Justice: The study violated the principle of justice because it treated the participants unfairly. The study was conducted exclusively on African American men from a state in the south of the United States, who represented a very vulnerable population and they were denied proper medical treatment. The study also failed to provide compensation or medical care to the participants after the experiment ended.
Overall, the Tuskegee Syphilis Experiment is a significant violation of research ethics. The experiment lacked scientific merit, failed to respect the autonomy of the participants, caused needless harm, violated the principle of non-maleficence, and treated the participants unfairly. The experiment highlights the need for ethical guidelines in research to protect the rights and welfare of research participants.
In Australia, the National Statement on Ethical Conduct in Human Research was enacted to ensure the ethical conduct of human research.

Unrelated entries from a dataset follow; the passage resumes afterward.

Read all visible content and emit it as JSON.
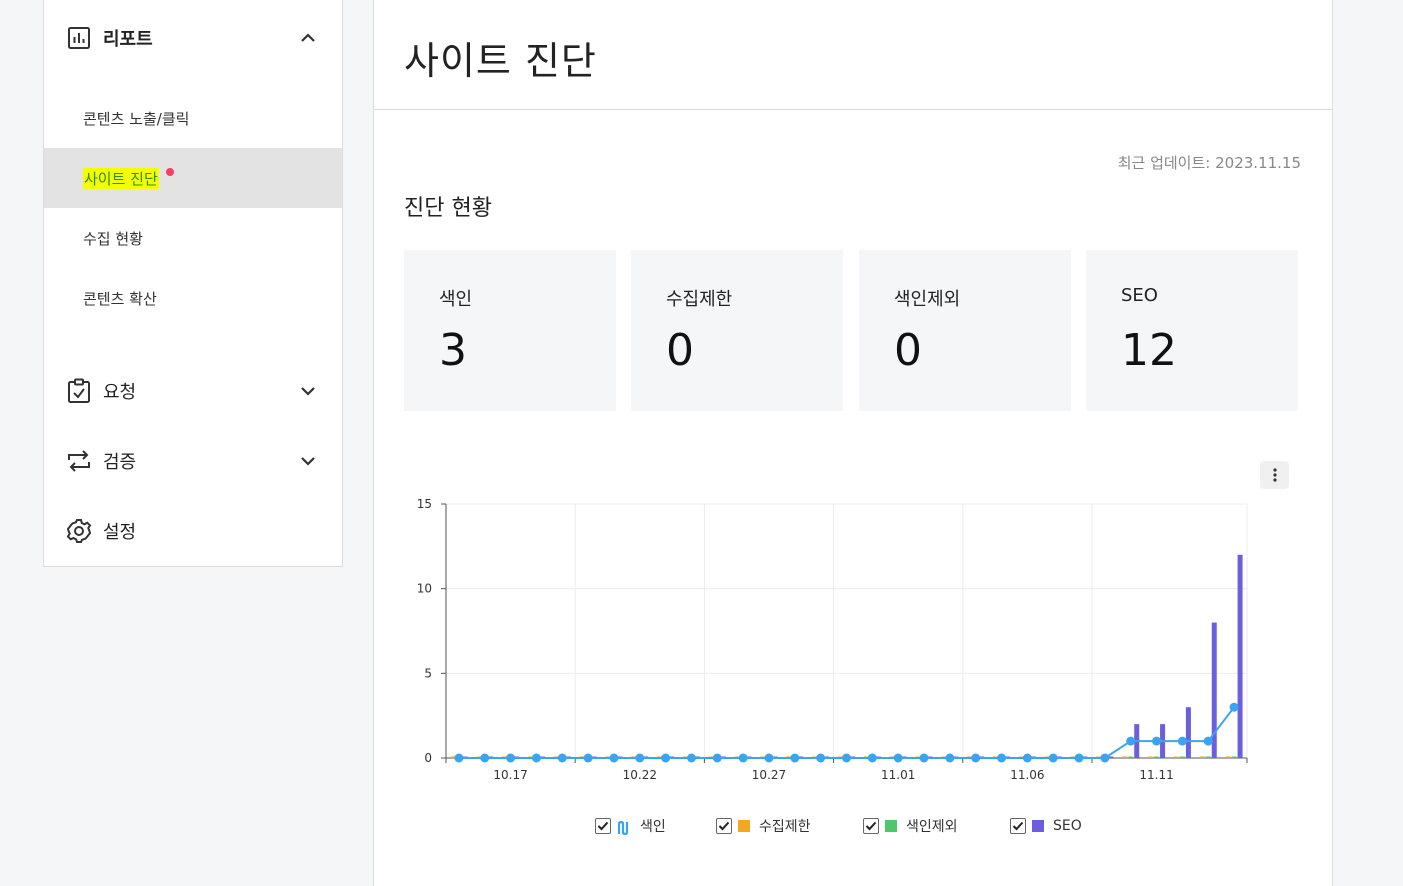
{
  "sidebar": {
    "report": {
      "label": "리포트"
    },
    "report_items": [
      {
        "label": "콘텐츠 노출/클릭"
      },
      {
        "label": "사이트 진단"
      },
      {
        "label": "수집 현황"
      },
      {
        "label": "콘텐츠 확산"
      }
    ],
    "request": {
      "label": "요청"
    },
    "verify": {
      "label": "검증"
    },
    "settings": {
      "label": "설정"
    }
  },
  "main": {
    "title": "사이트 진단",
    "updated": "최근 업데이트: 2023.11.15",
    "section_title": "진단 현황",
    "cards": [
      {
        "label": "색인",
        "value": "3"
      },
      {
        "label": "수집제한",
        "value": "0"
      },
      {
        "label": "색인제외",
        "value": "0"
      },
      {
        "label": "SEO",
        "value": "12"
      }
    ]
  },
  "chart_data": {
    "type": "bar",
    "x": [
      "10.15",
      "10.16",
      "10.17",
      "10.18",
      "10.19",
      "10.20",
      "10.21",
      "10.22",
      "10.23",
      "10.24",
      "10.25",
      "10.26",
      "10.27",
      "10.28",
      "10.29",
      "10.30",
      "10.31",
      "11.01",
      "11.02",
      "11.03",
      "11.04",
      "11.05",
      "11.06",
      "11.07",
      "11.08",
      "11.09",
      "11.10",
      "11.11",
      "11.12",
      "11.13",
      "11.14"
    ],
    "xticks": [
      "10.17",
      "10.22",
      "10.27",
      "11.01",
      "11.06",
      "11.11"
    ],
    "yticks": [
      "0",
      "5",
      "10",
      "15"
    ],
    "ylim": [
      0,
      15
    ],
    "series": [
      {
        "name": "색인",
        "kind": "line",
        "color": "#3ba4f0",
        "values": [
          0,
          0,
          0,
          0,
          0,
          0,
          0,
          0,
          0,
          0,
          0,
          0,
          0,
          0,
          0,
          0,
          0,
          0,
          0,
          0,
          0,
          0,
          0,
          0,
          0,
          0,
          1,
          1,
          1,
          1,
          3
        ]
      },
      {
        "name": "수집제한",
        "kind": "bar",
        "color": "#f5a623",
        "values": [
          0,
          0,
          0,
          0,
          0,
          0,
          0,
          0,
          0,
          0,
          0,
          0,
          0,
          0,
          0,
          0,
          0,
          0,
          0,
          0,
          0,
          0,
          0,
          0,
          0,
          0,
          0,
          0,
          0,
          0,
          0
        ]
      },
      {
        "name": "색인제외",
        "kind": "bar",
        "color": "#4cc86b",
        "values": [
          0,
          0,
          0,
          0,
          0,
          0,
          0,
          0,
          0,
          0,
          0,
          0,
          0,
          0,
          0,
          0,
          0,
          0,
          0,
          0,
          0,
          0,
          0,
          0,
          0,
          0,
          0,
          0,
          0,
          0,
          0
        ]
      },
      {
        "name": "SEO",
        "kind": "bar",
        "color": "#6b5fe0",
        "values": [
          0,
          0,
          0,
          0,
          0,
          0,
          0,
          0,
          0,
          0,
          0,
          0,
          0,
          0,
          0,
          0,
          0,
          0,
          0,
          0,
          0,
          0,
          0,
          0,
          0,
          0,
          2,
          2,
          3,
          8,
          12
        ]
      }
    ],
    "grid": true,
    "legend": "bottom"
  }
}
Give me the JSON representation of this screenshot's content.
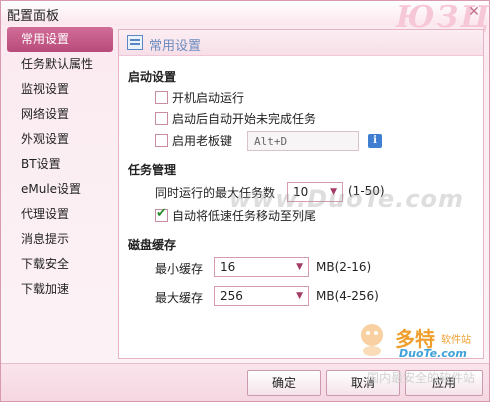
{
  "window": {
    "title": "配置面板",
    "brand_art": "ЮЗЦ"
  },
  "sidebar": {
    "items": [
      {
        "label": "常用设置",
        "active": true
      },
      {
        "label": "任务默认属性"
      },
      {
        "label": "监视设置"
      },
      {
        "label": "网络设置"
      },
      {
        "label": "外观设置"
      },
      {
        "label": "BT设置"
      },
      {
        "label": "eMule设置"
      },
      {
        "label": "代理设置"
      },
      {
        "label": "消息提示"
      },
      {
        "label": "下载安全"
      },
      {
        "label": "下载加速"
      }
    ]
  },
  "content": {
    "header_title": "常用设置",
    "startup": {
      "title": "启动设置",
      "auto_start": {
        "label": "开机启动运行",
        "checked": false
      },
      "auto_resume": {
        "label": "启动后自动开始未完成任务",
        "checked": false
      },
      "boss_key": {
        "label": "启用老板键",
        "checked": false,
        "value": "Alt+D"
      }
    },
    "tasks": {
      "title": "任务管理",
      "max_tasks_label": "同时运行的最大任务数",
      "max_tasks_value": "10",
      "max_tasks_range": "(1-50)",
      "move_slow": {
        "label": "自动将低速任务移动至列尾",
        "checked": true
      }
    },
    "cache": {
      "title": "磁盘缓存",
      "min_label": "最小缓存",
      "min_value": "16",
      "min_unit": "MB(2-16)",
      "max_label": "最大缓存",
      "max_value": "256",
      "max_unit": "MB(4-256)"
    }
  },
  "footer": {
    "ok_label": "确定",
    "cancel_label": "取消",
    "apply_label": "应用"
  },
  "watermark": {
    "center": "www.DuoTe.com",
    "brand": "多特",
    "brand_sub": "软件站",
    "url": "DuoTe.com",
    "slogan": "国内最安全的软件站"
  },
  "icons": {
    "close": "close-icon",
    "info": "info-icon",
    "header": "settings-page-icon"
  },
  "colors": {
    "accent": "#b84a79",
    "info_blue": "#3f7ed0"
  }
}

The National Statement was developed jointly by the National Health and Medical Research Council, the Australian Research Council and Universities Australia. Researchers must adhere to the National Statement on Ethical Conduct in Human Research, which provides guidelines for ethical research practices. This includes ensuring that the research is culturally sensitive, respectful, and acknowledges the rights of Indigenous participants. The National Statement provides guidelines for researchers, Human Research Ethics Committees (HRECs) and others conducting an ethical review of research. It also emphasises institutions’ responsibilities for the quality, safety and ethical acceptability of research that they sponsor or permit to be carried out under their auspices.8

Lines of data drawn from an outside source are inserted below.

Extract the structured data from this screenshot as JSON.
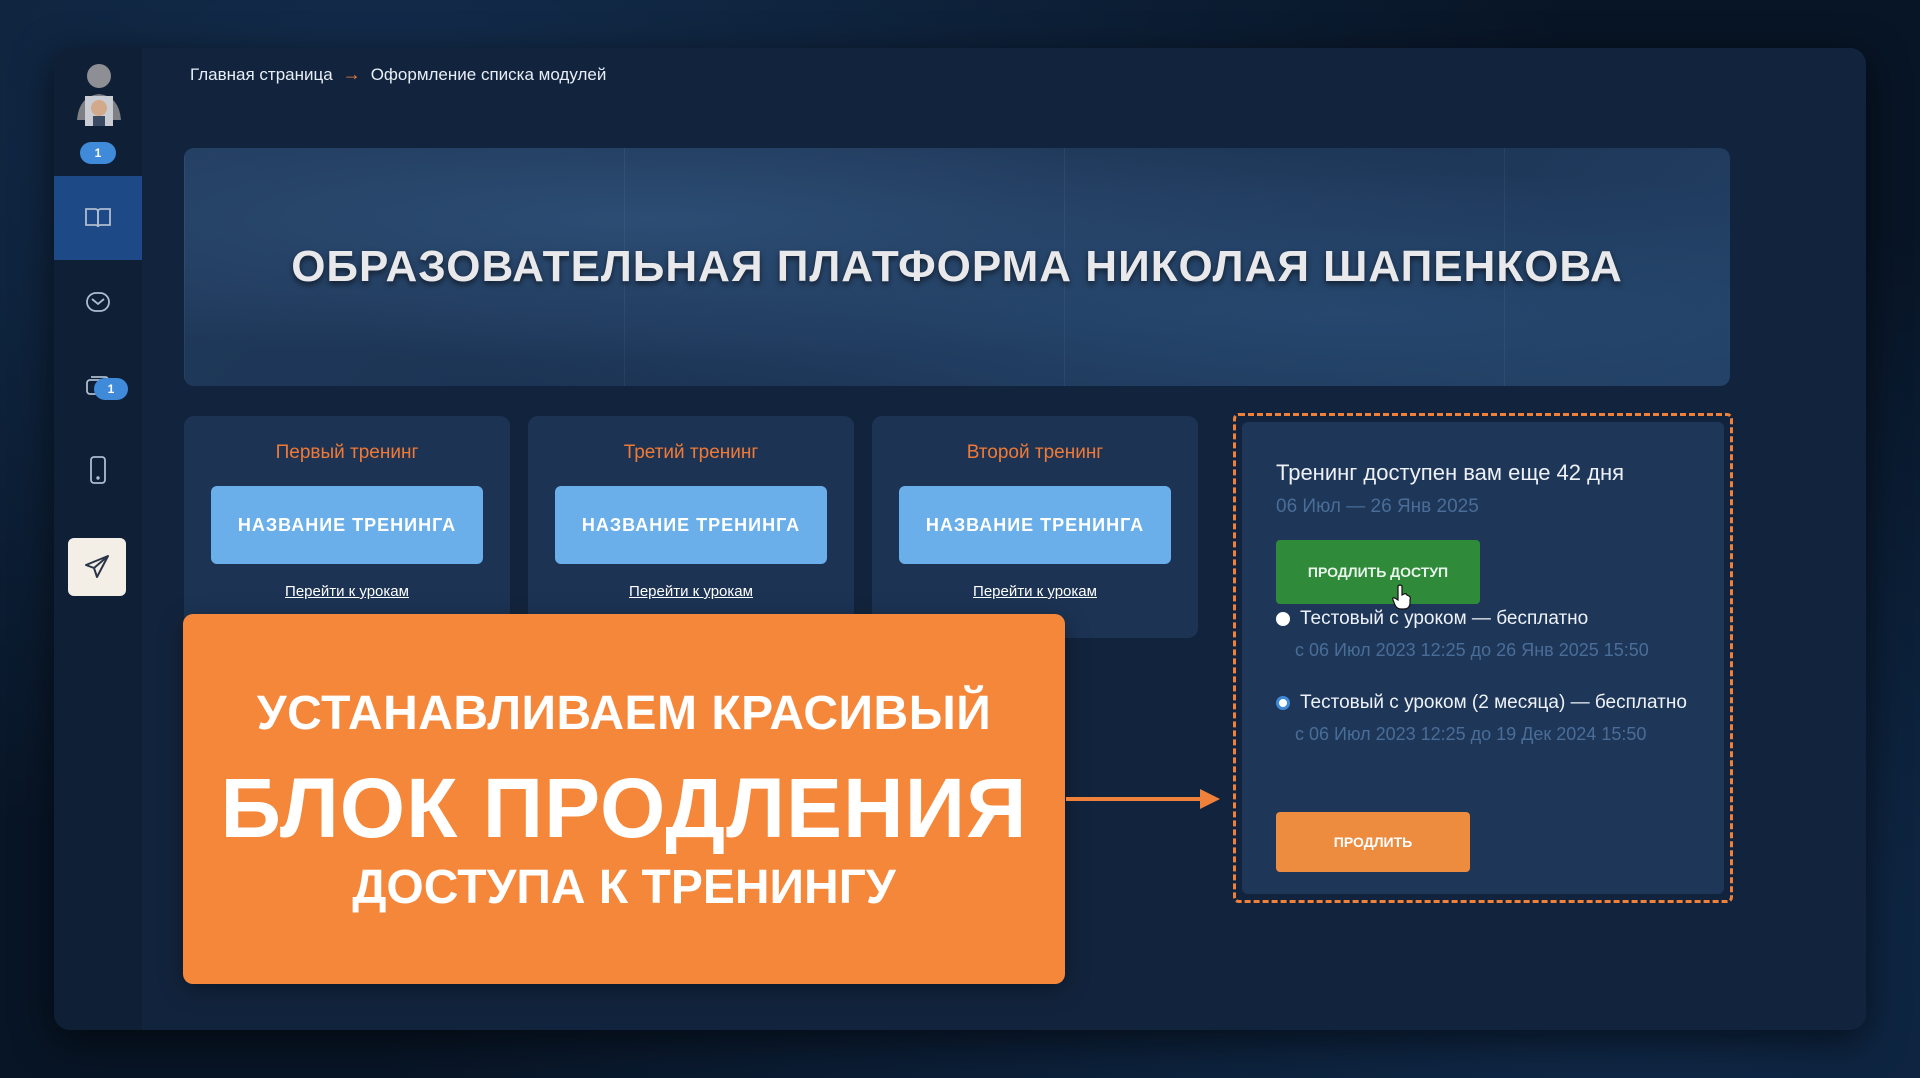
{
  "breadcrumb": {
    "home": "Главная страница",
    "separator": "→",
    "current": "Оформление списка модулей"
  },
  "sidebar": {
    "avatar_badge": "1",
    "items": [
      {
        "icon": "book-icon",
        "active": true
      },
      {
        "icon": "mail-icon",
        "active": false
      },
      {
        "icon": "tickets-icon",
        "badge": "1",
        "active": false
      },
      {
        "icon": "phone-icon",
        "active": false
      },
      {
        "icon": "telegram-icon",
        "active": false
      }
    ]
  },
  "banner": {
    "title": "ОБРАЗОВАТЕЛЬНАЯ ПЛАТФОРМА НИКОЛАЯ ШАПЕНКОВА"
  },
  "trainings": [
    {
      "title": "Первый тренинг",
      "button": "НАЗВАНИЕ ТРЕНИНГА",
      "link": "Перейти к урокам"
    },
    {
      "title": "Третий тренинг",
      "button": "НАЗВАНИЕ ТРЕНИНГА",
      "link": "Перейти к урокам"
    },
    {
      "title": "Второй тренинг",
      "button": "НАЗВАНИЕ ТРЕНИНГА",
      "link": "Перейти к урокам"
    }
  ],
  "renewal": {
    "title": "Тренинг доступен вам еще 42 дня",
    "dates": "06 Июл — 26 Янв 2025",
    "extend_button": "ПРОДЛИТЬ ДОСТУП",
    "options": [
      {
        "label": "Тестовый с уроком — бесплатно",
        "dates": "с 06 Июл 2023 12:25 до 26 Янв 2025 15:50",
        "selected": false
      },
      {
        "label": "Тестовый с уроком (2 месяца) — бесплатно",
        "dates": "с 06 Июл 2023 12:25 до 19 Дек 2024 15:50",
        "selected": true
      }
    ],
    "renew_button": "ПРОДЛИТЬ"
  },
  "promo": {
    "line1": "УСТАНАВЛИВАЕМ КРАСИВЫЙ",
    "line2": "БЛОК ПРОДЛЕНИЯ",
    "line3": "ДОСТУПА К ТРЕНИНГУ"
  },
  "colors": {
    "accent_orange": "#f5873a",
    "accent_blue": "#6aaeea",
    "extend_green": "#2f8a3a",
    "panel": "#1e3658",
    "background": "#081526"
  }
}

The National Statement is intended for use by:
- any researcher conducting research with human participants;
- any member of an ethical review body reviewing that research;
- those involved in research governance; and
- potential research participants
Before conducting a study, researchers must obtain ethics clearance from all relevant ethics governance bodies, including university bodies and medical institutions. When conducting human research, it is important to abide by the following requirements:
- An individual’s decision to participate in research must be voluntary and based on a well-informed and reasonable understanding of both the proposed research and the implications of participating in it.
- Voluntary and informed participation requires a proper understanding of research objectives, methods, requirements, risks and potential benefits.
- This information should be presented in a manner appropriate to each participant.
- The process of providing information to participants and obtaining their consent should not be just a matter of meeting formal requirements. Participants can ask questions and discuss information and decisions as needed.
- Consent can be expressed orally, in writing, or by other means (eg, survey or action reply implying implied consent).
- It is generally reasonable to reimburse participants for research participation costs such as travel, lodging, and parking. Participants may also be paid for their time. However, payments disproportionate to the time involved or other incentives designed to encourage participants to take risks are ethically unacceptable.
Now identify the ethical issues that may arise in the case scenario presented in the Padlet below